I recently asked the persons who fill the roles of Mary and Eve in my life, my mother, my grandmothers, and my wife, to share with me their thoughts about their relation to their Heavenly Mother. I’d like to share some of their thoughts with you.
My mother, Mary Cannon Smith, was born and raised in a home with a devout Catholic mother and, at the time, a less-devout Mormon father. As she matured, she considered becoming a nun, but her father encouraged her to attend Brigham Young University before making that decision. As you’d guess, my mother ended up converting to Mormonism, and rather than becoming a nun, she married my father. Here’s what she told me about her relation to her Heavenly Mother: “I love the last couple lines in the third verse of the hymn, ‘Oh My Father,’ which read: ‘In the heavens are parents single? No. The thought makes reason stare. Truth is reason: truth eternal tells me I’ve a mother there.’ This confirms what both my intuition and practical nature have always felt: there are patterns and order, established in our premortal existence and related to creation, that common sense would tell us continue through the ages. Motherhood is an eternal principle.”
My maternal grandmother, Stephanie Plumb, was the devout Catholic that raised my mother. She was born and raised in Massachusetts, and moved to Washington state after marrying my grandfather. Later in life, like my mother, she converted to Mormonism. Here’s what she told me about her relation to her Heavenly Mother: “Even when I was a Catholic girl, I always knew I had a mother in heaven.” At this point her voice cracked as she continued, “It has been everything in my life. I know where my Heavenly Mother is. I know she’s watching over us.”
My paternal grandmother, Margery Cannon Wiscomb, was born and raised in Salt Lake City. She and my grandfather descend from Mormon pioneers. Here’s part of what she told me about her relation to her Heavenly Mother: “I do not pray to her, but I certainly honor, respect and cherish her as my Heavenly Mother. I believe she cherishes each one of her children and is interested in what we do; and like our Heavenly Father, she’s experienced mortal life, so she understands our situation.”

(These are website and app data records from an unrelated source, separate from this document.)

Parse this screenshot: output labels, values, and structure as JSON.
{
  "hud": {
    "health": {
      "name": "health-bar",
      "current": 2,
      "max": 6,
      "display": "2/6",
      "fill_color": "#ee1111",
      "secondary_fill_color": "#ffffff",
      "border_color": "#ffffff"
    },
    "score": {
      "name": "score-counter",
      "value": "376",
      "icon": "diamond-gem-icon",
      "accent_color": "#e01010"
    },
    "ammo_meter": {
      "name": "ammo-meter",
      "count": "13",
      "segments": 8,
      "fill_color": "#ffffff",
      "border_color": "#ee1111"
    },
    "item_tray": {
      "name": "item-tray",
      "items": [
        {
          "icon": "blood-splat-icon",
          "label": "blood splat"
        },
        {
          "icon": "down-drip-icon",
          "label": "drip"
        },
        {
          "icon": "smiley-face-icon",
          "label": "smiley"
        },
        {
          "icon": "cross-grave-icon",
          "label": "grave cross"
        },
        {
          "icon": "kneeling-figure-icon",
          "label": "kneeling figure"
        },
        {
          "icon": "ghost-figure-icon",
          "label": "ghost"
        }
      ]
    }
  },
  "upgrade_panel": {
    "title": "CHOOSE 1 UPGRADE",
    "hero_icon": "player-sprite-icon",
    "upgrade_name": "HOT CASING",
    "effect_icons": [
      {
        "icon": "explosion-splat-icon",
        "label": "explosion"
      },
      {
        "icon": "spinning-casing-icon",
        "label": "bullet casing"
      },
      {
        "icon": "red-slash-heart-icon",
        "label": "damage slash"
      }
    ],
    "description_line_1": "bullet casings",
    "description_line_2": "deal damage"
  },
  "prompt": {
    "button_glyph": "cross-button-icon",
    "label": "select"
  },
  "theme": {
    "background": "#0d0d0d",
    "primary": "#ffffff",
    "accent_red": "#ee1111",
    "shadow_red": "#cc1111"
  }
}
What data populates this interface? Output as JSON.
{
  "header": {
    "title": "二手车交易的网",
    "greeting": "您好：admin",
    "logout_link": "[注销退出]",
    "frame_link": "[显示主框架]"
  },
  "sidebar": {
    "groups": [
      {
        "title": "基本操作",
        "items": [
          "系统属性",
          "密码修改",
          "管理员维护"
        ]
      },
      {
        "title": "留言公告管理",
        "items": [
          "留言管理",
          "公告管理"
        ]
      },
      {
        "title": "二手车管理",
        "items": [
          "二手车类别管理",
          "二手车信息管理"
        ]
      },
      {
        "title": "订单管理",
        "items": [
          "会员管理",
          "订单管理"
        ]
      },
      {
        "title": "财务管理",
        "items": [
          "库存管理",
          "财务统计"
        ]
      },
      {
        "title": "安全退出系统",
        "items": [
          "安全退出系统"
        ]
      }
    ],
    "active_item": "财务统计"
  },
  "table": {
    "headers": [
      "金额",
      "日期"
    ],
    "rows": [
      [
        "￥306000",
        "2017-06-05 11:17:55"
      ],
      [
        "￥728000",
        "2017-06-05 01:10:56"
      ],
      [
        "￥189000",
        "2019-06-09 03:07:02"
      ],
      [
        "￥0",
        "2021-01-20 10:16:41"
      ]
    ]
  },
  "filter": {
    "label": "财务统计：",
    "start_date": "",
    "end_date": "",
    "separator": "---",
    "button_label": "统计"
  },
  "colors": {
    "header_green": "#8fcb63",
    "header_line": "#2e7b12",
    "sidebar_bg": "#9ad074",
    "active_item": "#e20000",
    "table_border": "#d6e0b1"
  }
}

My wife, Dorothee Cannon, was born and raised in France. She and her family were also Catholic until her mother met some Mormon missionaries, which led to their conversions. Here’s what she told me about her relation to her Heavenly Mother: “I believe she’s the mother of my spirit, that she’s loving and nurturing, and that the love from a mother on earth can reflect the kind of love that our Heavenly Mother has for us.”
Motherhood has immeasurably enriched my own life. I love my strong mother, who has been and is my champion; my wise grandmothers, who have long shown me through their examples how to recognize and enjoy the best; and my beautiful wife, whose uncontainable kindness overflows into our children and all who know her. I’m grateful for the bountiful and fragile world that we all share; and particularly in this room, I’m grateful for our common trust that God is incomplete without our Heavenly Mother. With these thoughts and feelings, I wish you a happy Mother’s Day.